Dresses are just not feasible and also very drafty... give me a hoodie and some sweats any day. It just makes sense for me, that's all! But I do want to be pretty, and when I do put on those dresses and people look at me in a way they never have before, it just feels good! Everyone has that desire to be attractive and wanted, and I'm no different.
The difference is, though, as soon as I get in my front door, those heels are flying through the air, that dress is flung across the room and my hair goes from flowing beautifully down my back into a practical, messy bun. Yep, that's the extent of my attempt at glamour, take it or leave it.
5. Boys really like ME.
I just get them. I mean really, really, really GET them. Who doesn't appreciate it when someone gets you? I liked what they liked, and I was fun to hang out with. And when they saw that on occasion, I could clean up real nicely -- prior to the flinging of the dress and the tossing of the shoes -- it was on!
6. I probably could kick your ass.

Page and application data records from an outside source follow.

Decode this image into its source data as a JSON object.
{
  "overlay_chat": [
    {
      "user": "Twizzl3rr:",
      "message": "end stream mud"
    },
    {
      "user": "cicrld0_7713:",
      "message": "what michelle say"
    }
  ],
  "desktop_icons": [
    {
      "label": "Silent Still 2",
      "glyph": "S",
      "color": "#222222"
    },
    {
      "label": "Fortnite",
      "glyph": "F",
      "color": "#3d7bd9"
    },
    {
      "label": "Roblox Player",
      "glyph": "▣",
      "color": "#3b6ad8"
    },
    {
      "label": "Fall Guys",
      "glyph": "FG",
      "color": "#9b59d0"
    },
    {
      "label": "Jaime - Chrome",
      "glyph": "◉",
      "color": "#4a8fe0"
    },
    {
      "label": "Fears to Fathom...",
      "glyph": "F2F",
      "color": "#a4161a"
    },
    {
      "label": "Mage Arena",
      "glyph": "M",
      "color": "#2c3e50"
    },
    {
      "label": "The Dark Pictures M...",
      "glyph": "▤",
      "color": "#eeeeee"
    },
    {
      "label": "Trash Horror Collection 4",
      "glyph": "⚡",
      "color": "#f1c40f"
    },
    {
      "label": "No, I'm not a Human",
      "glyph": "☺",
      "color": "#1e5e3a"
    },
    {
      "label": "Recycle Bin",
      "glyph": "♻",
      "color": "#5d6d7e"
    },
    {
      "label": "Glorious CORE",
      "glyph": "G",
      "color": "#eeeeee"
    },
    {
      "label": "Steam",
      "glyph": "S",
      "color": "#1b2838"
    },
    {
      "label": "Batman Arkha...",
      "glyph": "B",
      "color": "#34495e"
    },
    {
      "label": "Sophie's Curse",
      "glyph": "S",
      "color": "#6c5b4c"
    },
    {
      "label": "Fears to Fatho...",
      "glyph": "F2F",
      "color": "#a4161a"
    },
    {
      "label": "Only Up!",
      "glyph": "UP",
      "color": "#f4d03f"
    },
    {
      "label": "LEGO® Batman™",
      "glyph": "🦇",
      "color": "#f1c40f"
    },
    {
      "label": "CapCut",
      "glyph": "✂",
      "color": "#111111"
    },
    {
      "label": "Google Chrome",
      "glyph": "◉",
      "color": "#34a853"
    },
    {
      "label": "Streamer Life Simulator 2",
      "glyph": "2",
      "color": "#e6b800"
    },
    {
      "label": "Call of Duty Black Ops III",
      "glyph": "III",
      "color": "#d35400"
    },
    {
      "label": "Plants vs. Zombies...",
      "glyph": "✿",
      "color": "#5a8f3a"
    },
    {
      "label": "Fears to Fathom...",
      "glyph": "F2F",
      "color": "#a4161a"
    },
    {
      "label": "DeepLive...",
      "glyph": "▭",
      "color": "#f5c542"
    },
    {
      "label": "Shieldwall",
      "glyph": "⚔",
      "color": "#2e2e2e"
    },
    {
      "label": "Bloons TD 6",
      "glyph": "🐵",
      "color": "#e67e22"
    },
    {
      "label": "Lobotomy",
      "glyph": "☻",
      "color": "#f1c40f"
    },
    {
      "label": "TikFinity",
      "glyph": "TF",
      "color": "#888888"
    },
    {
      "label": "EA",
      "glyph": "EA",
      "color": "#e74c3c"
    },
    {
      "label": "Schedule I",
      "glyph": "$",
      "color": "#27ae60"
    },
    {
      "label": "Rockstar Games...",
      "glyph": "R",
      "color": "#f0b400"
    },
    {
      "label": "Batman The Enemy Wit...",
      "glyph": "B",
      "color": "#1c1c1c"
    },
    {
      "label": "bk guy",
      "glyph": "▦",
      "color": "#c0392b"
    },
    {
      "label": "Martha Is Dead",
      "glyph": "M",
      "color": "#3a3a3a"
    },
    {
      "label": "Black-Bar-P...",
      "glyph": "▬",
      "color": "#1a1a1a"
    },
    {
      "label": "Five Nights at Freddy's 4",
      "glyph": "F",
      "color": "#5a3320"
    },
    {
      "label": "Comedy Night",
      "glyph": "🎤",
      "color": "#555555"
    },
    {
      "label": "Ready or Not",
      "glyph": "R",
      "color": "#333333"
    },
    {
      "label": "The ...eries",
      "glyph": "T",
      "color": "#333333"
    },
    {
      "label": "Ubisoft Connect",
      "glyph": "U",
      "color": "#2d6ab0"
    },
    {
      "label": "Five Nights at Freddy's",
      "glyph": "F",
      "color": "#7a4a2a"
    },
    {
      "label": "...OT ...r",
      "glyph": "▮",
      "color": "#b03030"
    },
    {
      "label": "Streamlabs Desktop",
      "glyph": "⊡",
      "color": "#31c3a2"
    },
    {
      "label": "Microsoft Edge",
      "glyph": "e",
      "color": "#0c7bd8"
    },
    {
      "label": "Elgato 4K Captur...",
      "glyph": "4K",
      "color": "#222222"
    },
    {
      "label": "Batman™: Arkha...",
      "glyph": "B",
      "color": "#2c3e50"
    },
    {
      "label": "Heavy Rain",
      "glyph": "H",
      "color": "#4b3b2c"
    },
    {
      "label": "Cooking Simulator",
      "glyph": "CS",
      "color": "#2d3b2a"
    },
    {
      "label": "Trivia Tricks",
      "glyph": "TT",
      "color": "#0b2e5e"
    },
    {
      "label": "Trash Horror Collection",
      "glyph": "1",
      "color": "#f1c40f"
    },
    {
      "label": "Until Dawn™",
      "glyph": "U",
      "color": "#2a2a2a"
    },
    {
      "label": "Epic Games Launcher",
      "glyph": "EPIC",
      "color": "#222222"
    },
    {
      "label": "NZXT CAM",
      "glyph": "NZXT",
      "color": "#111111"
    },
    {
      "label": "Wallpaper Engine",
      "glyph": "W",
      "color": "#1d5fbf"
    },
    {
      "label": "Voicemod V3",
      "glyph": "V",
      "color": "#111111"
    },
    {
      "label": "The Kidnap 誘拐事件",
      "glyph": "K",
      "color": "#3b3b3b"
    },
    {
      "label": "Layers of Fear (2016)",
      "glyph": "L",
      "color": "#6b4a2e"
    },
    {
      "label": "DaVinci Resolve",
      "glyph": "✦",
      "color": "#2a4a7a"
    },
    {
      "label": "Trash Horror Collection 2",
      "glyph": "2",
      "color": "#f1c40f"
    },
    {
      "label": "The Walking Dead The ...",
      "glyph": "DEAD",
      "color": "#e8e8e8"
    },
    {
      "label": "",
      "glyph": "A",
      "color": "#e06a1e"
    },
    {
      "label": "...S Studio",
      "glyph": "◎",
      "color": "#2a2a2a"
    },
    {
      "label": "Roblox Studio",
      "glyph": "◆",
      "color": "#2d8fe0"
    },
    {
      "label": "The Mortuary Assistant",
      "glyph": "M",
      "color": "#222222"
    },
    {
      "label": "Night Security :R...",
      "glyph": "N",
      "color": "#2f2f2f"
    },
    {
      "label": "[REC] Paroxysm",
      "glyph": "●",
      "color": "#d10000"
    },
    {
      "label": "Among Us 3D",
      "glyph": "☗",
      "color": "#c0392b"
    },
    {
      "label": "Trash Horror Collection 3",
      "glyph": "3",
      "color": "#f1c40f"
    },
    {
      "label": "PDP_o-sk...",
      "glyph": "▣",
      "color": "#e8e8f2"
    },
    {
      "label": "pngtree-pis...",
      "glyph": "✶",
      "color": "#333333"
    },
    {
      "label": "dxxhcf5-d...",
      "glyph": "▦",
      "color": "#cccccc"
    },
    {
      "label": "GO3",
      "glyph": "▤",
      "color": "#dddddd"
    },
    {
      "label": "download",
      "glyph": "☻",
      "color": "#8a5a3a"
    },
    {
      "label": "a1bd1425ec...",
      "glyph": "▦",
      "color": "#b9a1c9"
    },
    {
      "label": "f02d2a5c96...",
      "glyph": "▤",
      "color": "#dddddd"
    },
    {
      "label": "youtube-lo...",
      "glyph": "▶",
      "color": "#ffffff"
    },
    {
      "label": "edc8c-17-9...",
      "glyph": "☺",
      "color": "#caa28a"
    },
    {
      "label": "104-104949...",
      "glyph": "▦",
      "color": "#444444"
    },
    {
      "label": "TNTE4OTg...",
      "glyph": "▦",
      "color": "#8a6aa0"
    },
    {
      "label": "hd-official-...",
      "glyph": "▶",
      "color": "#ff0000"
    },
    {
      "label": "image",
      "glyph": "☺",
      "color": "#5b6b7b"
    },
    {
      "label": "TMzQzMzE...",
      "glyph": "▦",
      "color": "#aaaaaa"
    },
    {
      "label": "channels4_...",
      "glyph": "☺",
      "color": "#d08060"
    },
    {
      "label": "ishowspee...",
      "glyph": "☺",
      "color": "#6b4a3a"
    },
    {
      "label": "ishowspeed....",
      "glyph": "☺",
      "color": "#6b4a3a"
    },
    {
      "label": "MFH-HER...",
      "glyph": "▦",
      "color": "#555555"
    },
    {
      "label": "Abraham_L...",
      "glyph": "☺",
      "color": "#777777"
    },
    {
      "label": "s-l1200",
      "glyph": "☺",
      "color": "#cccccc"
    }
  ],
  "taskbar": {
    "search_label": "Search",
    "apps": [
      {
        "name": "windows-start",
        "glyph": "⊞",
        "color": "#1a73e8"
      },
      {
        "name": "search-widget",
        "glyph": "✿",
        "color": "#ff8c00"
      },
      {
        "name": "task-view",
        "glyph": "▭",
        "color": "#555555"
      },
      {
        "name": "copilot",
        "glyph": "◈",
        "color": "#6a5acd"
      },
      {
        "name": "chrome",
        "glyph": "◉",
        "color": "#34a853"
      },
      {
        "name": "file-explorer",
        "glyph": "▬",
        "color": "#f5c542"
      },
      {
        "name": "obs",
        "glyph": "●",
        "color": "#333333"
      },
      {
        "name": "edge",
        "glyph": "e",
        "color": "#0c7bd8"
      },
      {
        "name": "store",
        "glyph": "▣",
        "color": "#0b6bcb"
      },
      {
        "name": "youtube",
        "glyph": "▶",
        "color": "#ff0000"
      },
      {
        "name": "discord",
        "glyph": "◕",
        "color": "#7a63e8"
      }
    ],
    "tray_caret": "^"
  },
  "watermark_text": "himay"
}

This oddly is also a part of #5, but only in reference to the confidence factor. Confidence can be extremely attractive in both sexes, and I was probably overly-confident. I'm 5'7" and around a buck 30. I wasn't the biggest or the strongest kid growing up, but I believed I was, so others may have too. It's all in how you carry yourself.
7. I have the mouth of a sailor.
I have no filter. I say what I mean, I mean what I say and I usually don't care who hears it. I will admit I do tend to censor myself quite a bit more now that I'm a mother and "respectable" wife. Ha! But I've had a potty mouth since a very young age, so I don't see the point in changing now.
I don't know what it is about a good old "f**k you" that really drives the point home. It's much more effective than a "You hurt my feelings, and I did not like that." Then again, I don't have as many friends as the "You hurt my feelings..." type, but I'm A-OK with that because most people are a**holes anyway. See... I just can't help myself!
8. I'm a good mother.
Most people who knew me growing up probably never figured I'd be a mother at all, let alone a good one. But it's true. There's no question that I do have my off days. I mean, that whole nurturing thing that's supposed to come natural to most girls? I have to work a little harder to achieve it.
I'm mostly the, "Oh, you skinned your knee? Walk it off" type. But it's good for me, being a mother. And I thank God every day for this blessing. I should also mention that all my children are boys, so that makes life a lot easier for me.
9. And last, but certainly not least... my "ride" matters to me.
Don't get me wrong; I was a big Rainbow Brite fan growing up. I know, girly, but my boys watch "Dora" and no one questions their manhood, so leave mine alone. Anyway, I'm not sure who my parents had mistaken me for this one lovely Christmas morning (they may have been smoking more than cigarettes), but I'm pretty certain I never gave them any signs that this was me.
Please excuse my drawing; a picture was hard to find.
Yep, that's her (obviously a her). What in the heck were they thinking? Can you imagine popping wheelies or splashing through mud puddles,or doing any kind of tricks with this thing? Three letters, mom and dad: B-M-X!
But I'll give them a pass on this one because despite this little misunderstanding, they were great parents and allowed me to be whoever I wanted to be: boy, girl, tomboy or just ME! So ultimately, that is my message here: Be who you want to be. Me, I'm a girl! I throw like a girl, I run like a girl and more importantly, I kick ass like a girl!